▸ Activity
Search the records that follow and extract every line containing the string "данных".

▸ Data excerpts
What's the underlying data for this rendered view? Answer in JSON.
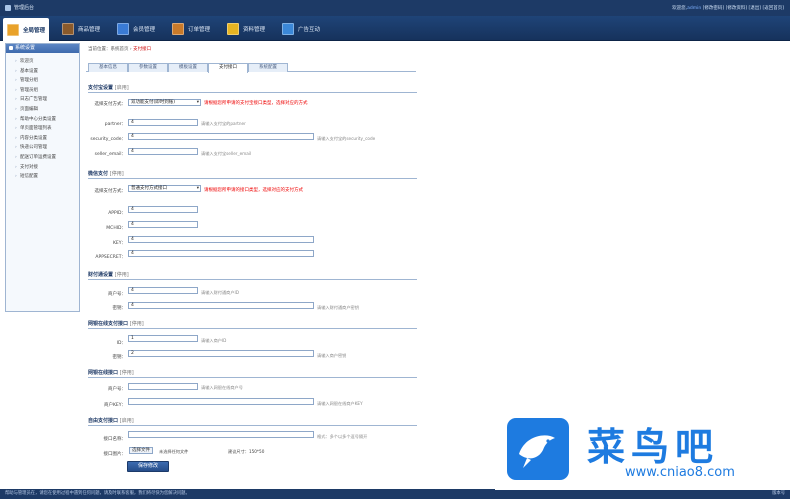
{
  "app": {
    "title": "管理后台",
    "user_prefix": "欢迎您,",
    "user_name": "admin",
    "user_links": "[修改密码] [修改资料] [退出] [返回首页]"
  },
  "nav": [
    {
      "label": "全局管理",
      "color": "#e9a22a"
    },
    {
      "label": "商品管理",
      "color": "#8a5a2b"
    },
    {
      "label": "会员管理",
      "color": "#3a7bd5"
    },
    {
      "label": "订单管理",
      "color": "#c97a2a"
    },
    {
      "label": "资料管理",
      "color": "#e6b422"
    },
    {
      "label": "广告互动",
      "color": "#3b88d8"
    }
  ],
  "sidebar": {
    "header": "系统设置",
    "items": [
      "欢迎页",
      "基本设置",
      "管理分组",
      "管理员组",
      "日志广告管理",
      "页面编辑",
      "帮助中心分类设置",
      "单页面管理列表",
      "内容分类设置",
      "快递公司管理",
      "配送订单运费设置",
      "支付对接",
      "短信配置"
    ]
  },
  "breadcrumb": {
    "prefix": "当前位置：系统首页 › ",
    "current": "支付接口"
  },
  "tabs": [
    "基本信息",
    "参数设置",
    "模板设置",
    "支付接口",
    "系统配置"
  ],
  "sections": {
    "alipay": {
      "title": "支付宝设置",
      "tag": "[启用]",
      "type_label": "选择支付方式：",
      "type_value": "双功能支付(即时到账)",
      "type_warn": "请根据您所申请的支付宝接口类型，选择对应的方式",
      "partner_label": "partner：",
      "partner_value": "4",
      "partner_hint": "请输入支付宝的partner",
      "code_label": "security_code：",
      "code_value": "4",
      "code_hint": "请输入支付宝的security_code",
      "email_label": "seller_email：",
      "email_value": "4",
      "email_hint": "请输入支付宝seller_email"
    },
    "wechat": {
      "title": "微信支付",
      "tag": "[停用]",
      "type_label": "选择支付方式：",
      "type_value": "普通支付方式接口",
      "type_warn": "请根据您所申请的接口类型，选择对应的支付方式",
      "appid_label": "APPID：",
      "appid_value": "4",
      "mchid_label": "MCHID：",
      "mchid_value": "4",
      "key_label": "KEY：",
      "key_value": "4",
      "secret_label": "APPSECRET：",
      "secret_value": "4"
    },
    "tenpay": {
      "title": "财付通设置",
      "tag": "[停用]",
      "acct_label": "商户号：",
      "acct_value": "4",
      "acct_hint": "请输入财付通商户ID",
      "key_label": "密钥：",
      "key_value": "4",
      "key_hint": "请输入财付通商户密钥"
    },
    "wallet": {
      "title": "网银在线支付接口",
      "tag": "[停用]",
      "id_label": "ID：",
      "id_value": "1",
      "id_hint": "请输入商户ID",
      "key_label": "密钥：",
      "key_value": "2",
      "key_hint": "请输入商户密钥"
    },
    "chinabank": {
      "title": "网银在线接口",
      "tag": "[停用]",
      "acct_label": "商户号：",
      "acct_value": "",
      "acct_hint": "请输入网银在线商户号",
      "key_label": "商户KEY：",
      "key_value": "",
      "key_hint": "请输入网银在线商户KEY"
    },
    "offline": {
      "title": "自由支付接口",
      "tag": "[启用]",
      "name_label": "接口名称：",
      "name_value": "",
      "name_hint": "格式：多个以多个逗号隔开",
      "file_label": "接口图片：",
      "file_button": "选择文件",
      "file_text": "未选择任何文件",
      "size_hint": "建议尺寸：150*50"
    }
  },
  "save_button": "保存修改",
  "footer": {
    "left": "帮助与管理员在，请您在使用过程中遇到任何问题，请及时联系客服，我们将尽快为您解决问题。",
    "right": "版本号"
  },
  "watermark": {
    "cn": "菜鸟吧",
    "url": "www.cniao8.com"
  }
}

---

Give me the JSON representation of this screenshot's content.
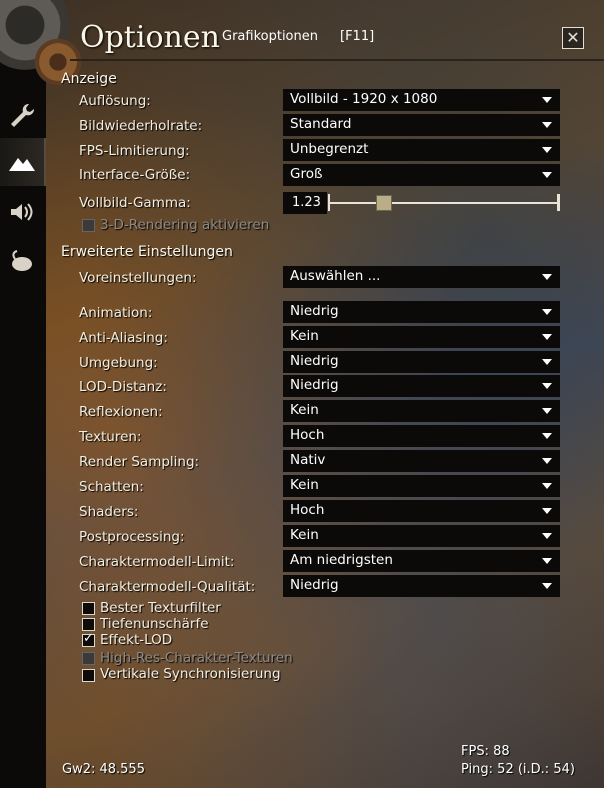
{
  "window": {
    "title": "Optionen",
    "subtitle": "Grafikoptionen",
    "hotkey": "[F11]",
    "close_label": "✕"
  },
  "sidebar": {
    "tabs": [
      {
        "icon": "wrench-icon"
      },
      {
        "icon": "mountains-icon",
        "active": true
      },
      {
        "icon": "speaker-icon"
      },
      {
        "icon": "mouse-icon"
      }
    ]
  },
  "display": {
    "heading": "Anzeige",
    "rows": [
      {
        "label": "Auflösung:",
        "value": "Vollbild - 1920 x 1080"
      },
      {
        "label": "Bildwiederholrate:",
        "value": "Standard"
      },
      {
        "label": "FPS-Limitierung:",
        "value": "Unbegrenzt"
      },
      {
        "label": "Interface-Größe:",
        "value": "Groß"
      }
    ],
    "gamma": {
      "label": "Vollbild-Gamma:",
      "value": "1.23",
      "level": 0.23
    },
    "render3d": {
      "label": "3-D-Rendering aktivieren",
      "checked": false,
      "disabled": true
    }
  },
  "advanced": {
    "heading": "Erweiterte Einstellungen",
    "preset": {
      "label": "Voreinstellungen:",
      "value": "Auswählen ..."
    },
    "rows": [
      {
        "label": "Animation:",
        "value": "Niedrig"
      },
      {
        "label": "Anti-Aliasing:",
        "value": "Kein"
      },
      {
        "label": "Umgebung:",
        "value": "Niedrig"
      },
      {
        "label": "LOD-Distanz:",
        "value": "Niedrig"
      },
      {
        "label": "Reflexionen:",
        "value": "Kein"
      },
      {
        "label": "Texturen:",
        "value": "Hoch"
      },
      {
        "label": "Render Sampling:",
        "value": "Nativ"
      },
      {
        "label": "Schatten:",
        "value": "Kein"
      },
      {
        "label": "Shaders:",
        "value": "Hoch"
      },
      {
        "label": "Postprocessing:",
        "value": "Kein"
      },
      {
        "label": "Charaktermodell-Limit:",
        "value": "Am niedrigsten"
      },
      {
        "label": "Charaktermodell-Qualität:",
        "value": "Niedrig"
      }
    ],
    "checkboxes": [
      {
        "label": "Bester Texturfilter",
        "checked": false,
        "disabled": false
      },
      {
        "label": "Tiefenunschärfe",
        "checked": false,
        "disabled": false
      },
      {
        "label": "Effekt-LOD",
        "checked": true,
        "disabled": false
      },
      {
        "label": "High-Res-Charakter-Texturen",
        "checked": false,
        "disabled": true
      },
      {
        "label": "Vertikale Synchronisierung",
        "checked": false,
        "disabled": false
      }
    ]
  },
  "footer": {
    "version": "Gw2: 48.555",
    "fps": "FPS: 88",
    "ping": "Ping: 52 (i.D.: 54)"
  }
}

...

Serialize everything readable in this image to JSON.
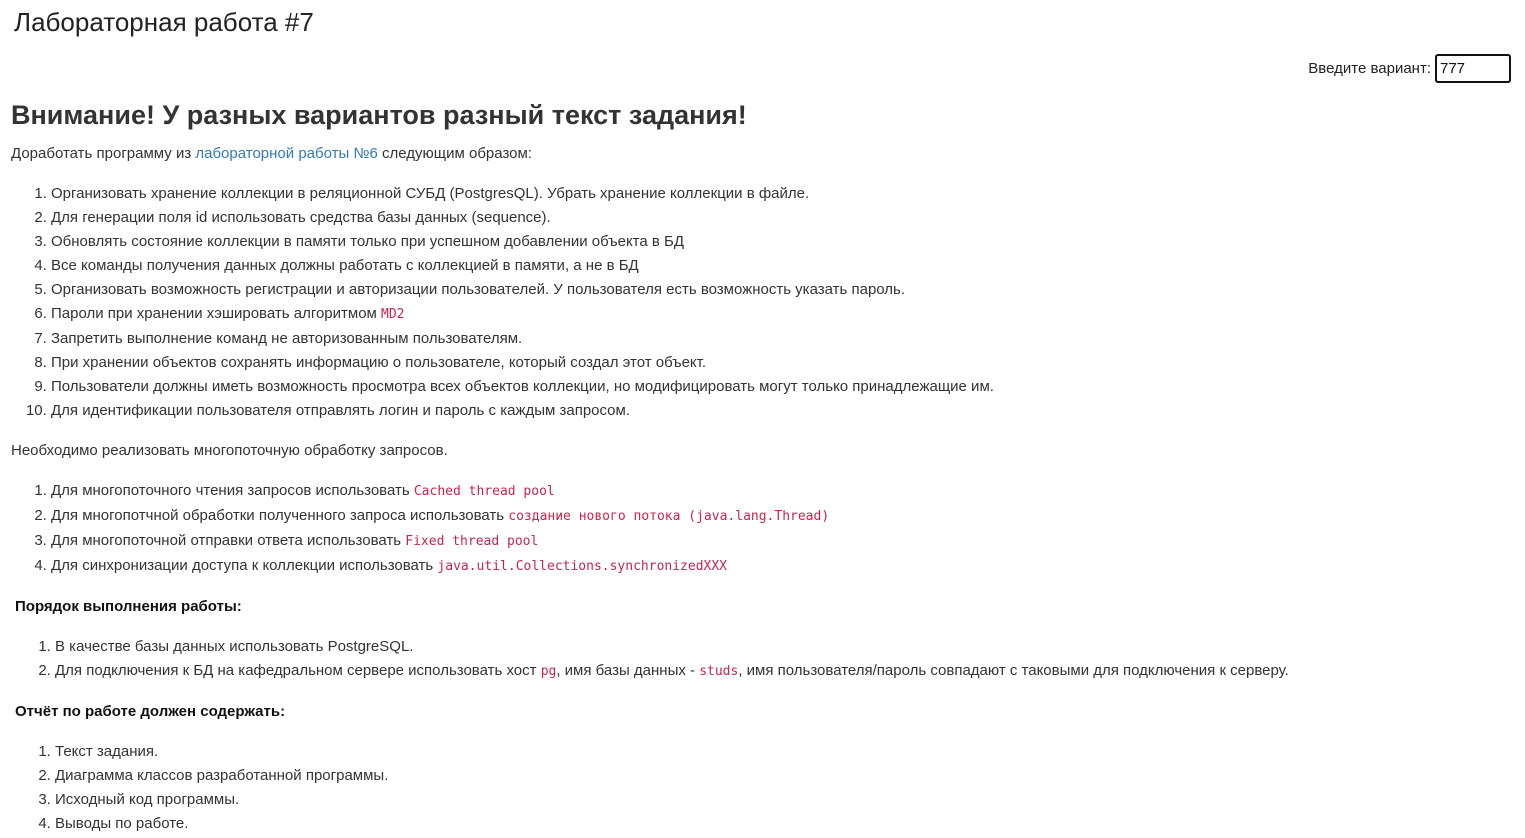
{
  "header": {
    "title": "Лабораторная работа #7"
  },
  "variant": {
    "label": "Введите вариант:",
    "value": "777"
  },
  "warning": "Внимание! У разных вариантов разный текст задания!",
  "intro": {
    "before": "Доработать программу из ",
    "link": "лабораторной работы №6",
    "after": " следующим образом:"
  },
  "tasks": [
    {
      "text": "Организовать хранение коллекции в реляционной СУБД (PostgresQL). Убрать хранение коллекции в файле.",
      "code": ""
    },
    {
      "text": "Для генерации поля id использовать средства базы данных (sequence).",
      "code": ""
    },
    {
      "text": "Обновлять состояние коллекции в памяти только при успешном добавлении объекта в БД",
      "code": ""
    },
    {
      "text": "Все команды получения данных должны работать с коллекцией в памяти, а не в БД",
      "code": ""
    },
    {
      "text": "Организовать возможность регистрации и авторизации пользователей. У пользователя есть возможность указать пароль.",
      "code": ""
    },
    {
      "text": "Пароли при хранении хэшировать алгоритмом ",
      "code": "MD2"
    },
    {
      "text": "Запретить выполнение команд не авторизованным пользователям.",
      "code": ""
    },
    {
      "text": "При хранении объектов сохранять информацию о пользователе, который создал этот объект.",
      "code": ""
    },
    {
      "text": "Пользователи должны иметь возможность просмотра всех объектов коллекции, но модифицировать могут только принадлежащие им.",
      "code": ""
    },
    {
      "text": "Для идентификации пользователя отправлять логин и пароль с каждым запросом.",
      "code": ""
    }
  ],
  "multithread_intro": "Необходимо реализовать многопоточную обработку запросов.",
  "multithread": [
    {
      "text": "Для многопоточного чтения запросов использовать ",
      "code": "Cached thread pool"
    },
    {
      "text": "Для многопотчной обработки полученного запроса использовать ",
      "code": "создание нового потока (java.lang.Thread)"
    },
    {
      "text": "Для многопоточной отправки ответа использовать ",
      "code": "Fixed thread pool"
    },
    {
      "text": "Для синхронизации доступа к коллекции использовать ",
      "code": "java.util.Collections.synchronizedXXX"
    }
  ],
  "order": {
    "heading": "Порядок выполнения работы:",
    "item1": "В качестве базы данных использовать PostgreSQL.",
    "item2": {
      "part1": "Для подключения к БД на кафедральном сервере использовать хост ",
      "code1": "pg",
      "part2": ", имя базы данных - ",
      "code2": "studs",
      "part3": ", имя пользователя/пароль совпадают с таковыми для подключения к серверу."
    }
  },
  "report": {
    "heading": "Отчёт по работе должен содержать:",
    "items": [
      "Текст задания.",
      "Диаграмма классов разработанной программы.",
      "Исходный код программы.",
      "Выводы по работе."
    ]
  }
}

▸ Exercise output
      "text": "Для генерации поля id использовать средства базы данных (sequence).",
      "text": "Все команды получения данных должны работать с коллекцией в памяти, а не в БД",
    "item1": "В качестве базы данных использовать PostgreSQL.",
      "part2": ", имя базы данных - ",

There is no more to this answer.